On paper, the proposed new regime is about as inoffensive as possible. Rather than California legislators drawing their own Senate and Assembly districts when the time rolls around, the work would be handed off to a committee of citizen volunteers, who would be picked partially by bureaucrats, partially by the legislature and partially by chance. (The state legislature would continue to draw lines for the federal House of Representatives.) It is backed by the League of Women Voters, about as clean and nonpartisan a good-government group as you are likely to find.
But the eternal fear, at least among some area Democrats, is that a new redistricting regime might conceivably sever us from liberal-enough Santa Rosa and instead tie us to the only other available population center of any significant size: Republican Redding. This would be Doomsday for the political establishment. And not just for the establishment: The county's citizenry undeniably leans further to the left these days, and a Redding-centered polity would effectively leave our county's political majority without a voice in Sacramento.
Any chance of that happening if Prop. 11 passes? Hard to say, but something dramatic would happen. The new system would mandate that boundaries should be drawn such that two contiguous Assembly districts make up one Senate district. This would mean that our Senate district would have to either reach further down into the Bay Area or else over the dreaded hills. Prop. 11 offers Humboldt County a choice -- stick with the laughably rigged current system, in which the concept of an "election" is stretched past the breaking point, or head off into the unknown.

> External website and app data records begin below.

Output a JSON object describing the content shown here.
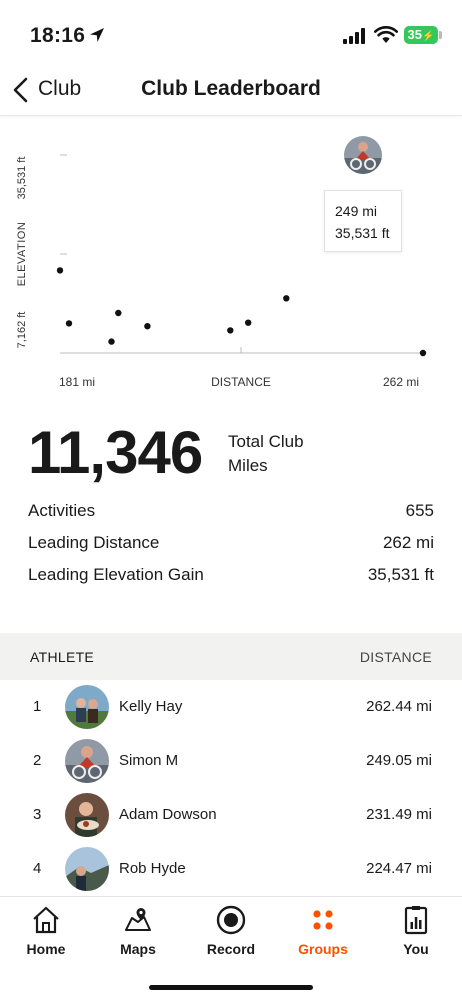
{
  "status_bar": {
    "time": "18:16",
    "battery": "35"
  },
  "header": {
    "back_label": "Club",
    "title": "Club Leaderboard"
  },
  "chart_data": {
    "type": "scatter",
    "xlabel": "DISTANCE",
    "ylabel": "ELEVATION",
    "x_tick_labels": [
      "181 mi",
      "262 mi"
    ],
    "y_tick_labels": [
      "7,162 ft",
      "35,531 ft"
    ],
    "xlim": [
      181,
      262
    ],
    "ylim": [
      7162,
      35531
    ],
    "points": [
      {
        "x": 181,
        "y": 19000
      },
      {
        "x": 183,
        "y": 11400
      },
      {
        "x": 192.5,
        "y": 8800
      },
      {
        "x": 194,
        "y": 12900
      },
      {
        "x": 200.5,
        "y": 11000
      },
      {
        "x": 219,
        "y": 10400
      },
      {
        "x": 223,
        "y": 11500
      },
      {
        "x": 231.5,
        "y": 15000
      },
      {
        "x": 249,
        "y": 35531
      },
      {
        "x": 262,
        "y": 7162
      }
    ],
    "highlight": {
      "distance": "249 mi",
      "elevation": "35,531 ft"
    }
  },
  "summary": {
    "total_value": "11,346",
    "total_label": "Total Club Miles"
  },
  "stats": [
    {
      "label": "Activities",
      "value": "655"
    },
    {
      "label": "Leading Distance",
      "value": "262 mi"
    },
    {
      "label": "Leading Elevation Gain",
      "value": "35,531 ft"
    }
  ],
  "table": {
    "col_athlete": "ATHLETE",
    "col_distance": "DISTANCE",
    "rows": [
      {
        "rank": "1",
        "name": "Kelly Hay",
        "distance": "262.44 mi"
      },
      {
        "rank": "2",
        "name": "Simon M",
        "distance": "249.05 mi"
      },
      {
        "rank": "3",
        "name": "Adam Dowson",
        "distance": "231.49 mi"
      },
      {
        "rank": "4",
        "name": "Rob Hyde",
        "distance": "224.47 mi"
      }
    ]
  },
  "tabbar": {
    "items": [
      {
        "label": "Home",
        "icon": "home-icon"
      },
      {
        "label": "Maps",
        "icon": "maps-icon"
      },
      {
        "label": "Record",
        "icon": "record-icon"
      },
      {
        "label": "Groups",
        "icon": "groups-icon"
      },
      {
        "label": "You",
        "icon": "you-icon"
      }
    ],
    "active": "Groups"
  },
  "colors": {
    "accent": "#fc5200",
    "battery": "#34c759",
    "text": "#1a1a1a",
    "table_header_bg": "#f2f2f1"
  }
}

-- Hank Sims
Prop. 12: Houses for Servicemen
Back in 1922, California voters authorized the first Veterans' Bond Act, providing military vets with state-funded, low-interest loans to buy homes and farms. Since then, voters have deemed it a practice worth repeating -- 26 times, to the tune of about $8.4 billion in general obligation bonds. According to proponents, roughly 420,000 vets have been helped by the program since World War I. As of July, the Cal-Vet piggy bank had dwindled to just $102 million.
Prop 12 would authorize the state to sell another $900 mil in bonds, providing enough coin for at least 3,600 noble servicemen and -women to buy the conventional, manufactured or mobile home of their dreams. With the housing market in a shambles, that number could conceivably be much higher.
The only opposition voiced in the official state voting guide comes courtesy of Gary Wesley, an attorney down Mountain View way who frequently writes dissenting ballot measure arguments. He complains that these bonds rob the taxpayers, in a roundabout way, because the loans are tax-exempt and foreclosures fall in our collective lap. In a seemingly unrelated argument, Wesley also complains that only veterans who served in combat should qualify for these bonds; the Senate Committee on Veterans Affairs says that soldiers shouldn't be punished if the military decided that their talents were best utilized outside the combat arena.
-- Ryan Burns